A group of rural men planning a fundraising ride from New Plymouth to Napier on farm bikes are also organising stock feed for drought-stricken Hawke's Bay farmers.
The 16 Fred Dagg types are calling themselves the Trevs. The group, including Whanganui's Hamish McDougal and former Whanganui resident Leighton Minnell, are taking part in Trev's 2020 Farm Yarn, a coast to coast adventure across the central North Island to raise awareness of rural mental health issues.
They planned to put on singlets, shorts and gumboots and ride CT 110 farm bikes across the central North Island, crossing the Whanganui River on a barge.
They were one day into the ride when the lockdown began on March 26. They will try again later, and are now organising farmers to provide stock feed to their fellows on the dry side.
The initiative is backed by Federated Farmers Wanganui, president Mike Cranstone said.
The drought has had a massive impact, but Whanganui had widespread rain this month and it got some grass growing. Despite that, most farmers have used the hay and baleage stored for winter, and Cranstone has been feeding barley to his ewe hoggets.
But he said if farmers can spare a bale or two it will help those in Hawke's Bay and repay the times they sent feed after the 2004 and 2015 floods.
Any feed pledged will be picked up at farms and stored, ready to send within two weeks. Trucking companies will cart it at little or no cost and 20 bales have been pledged already.
Hawke's Bay has had little rain and none is forecast for the next 10 days. Drought across the North Island means there's not much feed to buy anywhere.

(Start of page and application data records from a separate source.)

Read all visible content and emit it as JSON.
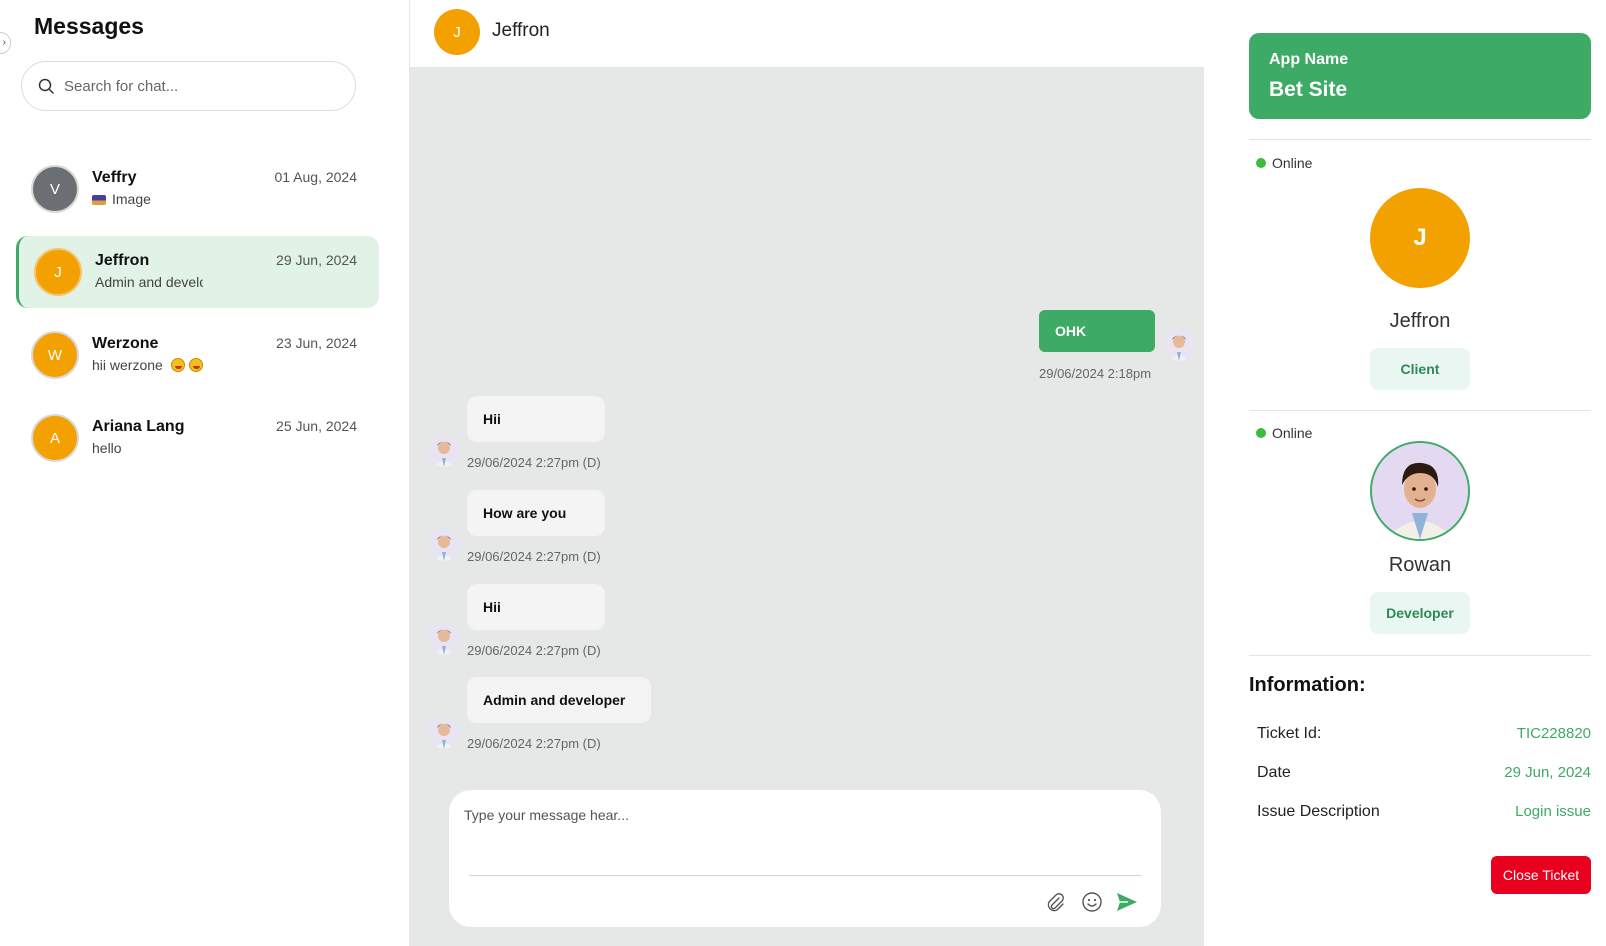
{
  "sidebar": {
    "title": "Messages",
    "search_placeholder": "Search for chat...",
    "chats": [
      {
        "initial": "V",
        "name": "Veffry",
        "preview": "Image",
        "date": "01 Aug, 2024",
        "color": "#6b6f73",
        "active": false
      },
      {
        "initial": "J",
        "name": "Jeffron",
        "preview": "Admin and developer",
        "date": "29 Jun, 2024",
        "color": "#f2a100",
        "active": true
      },
      {
        "initial": "W",
        "name": "Werzone",
        "preview": "hii werzone",
        "date": "23 Jun, 2024",
        "color": "#f2a100",
        "active": false
      },
      {
        "initial": "A",
        "name": "Ariana Lang",
        "preview": "hello",
        "date": "25 Jun, 2024",
        "color": "#f2a100",
        "active": false
      }
    ]
  },
  "chat": {
    "header_initial": "J",
    "header_name": "Jeffron",
    "messages": [
      {
        "direction": "out",
        "text": "OHK",
        "time": "29/06/2024 2:18pm"
      },
      {
        "direction": "in",
        "text": "Hii",
        "time": "29/06/2024 2:27pm (D)"
      },
      {
        "direction": "in",
        "text": "How are you",
        "time": "29/06/2024 2:27pm (D)"
      },
      {
        "direction": "in",
        "text": "Hii",
        "time": "29/06/2024 2:27pm (D)"
      },
      {
        "direction": "in",
        "text": "Admin and developer",
        "time": "29/06/2024 2:27pm (D)"
      }
    ],
    "composer_placeholder": "Type your message hear..."
  },
  "panel": {
    "app_label": "App Name",
    "app_value": "Bet Site",
    "client": {
      "status": "Online",
      "initial": "J",
      "name": "Jeffron",
      "role": "Client"
    },
    "developer": {
      "status": "Online",
      "name": "Rowan",
      "role": "Developer"
    },
    "info_title": "Information:",
    "info": [
      {
        "key": "Ticket Id:",
        "value": "TIC228820"
      },
      {
        "key": "Date",
        "value": "29 Jun, 2024"
      },
      {
        "key": "Issue Description",
        "value": "Login issue"
      }
    ],
    "close_label": "Close Ticket"
  },
  "colors": {
    "accent": "#3daa66",
    "avatar": "#f2a100",
    "danger": "#e8001e",
    "chat_bg": "#e5e8e7"
  }
}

Many farmers are only taking half their usual number of stock through winter, Cranstone said, which will mean a big hit to their income in spring.
The collected feed will be distributed by the Rural Support Trust to Hawke's Bay farmers who have worked with a consultant on a feed budget and destocking plan.
"This ensures that this feed hopefully will make a meaningful difference in getting some priority stock through the winter," Cranstone said.
Its arrival may also boost morale.
"Donated feed coming in from neighbouring regions hopefully will give Hawke's Bay farmers a lift in spirits and let them know that they are not having to fight this alone."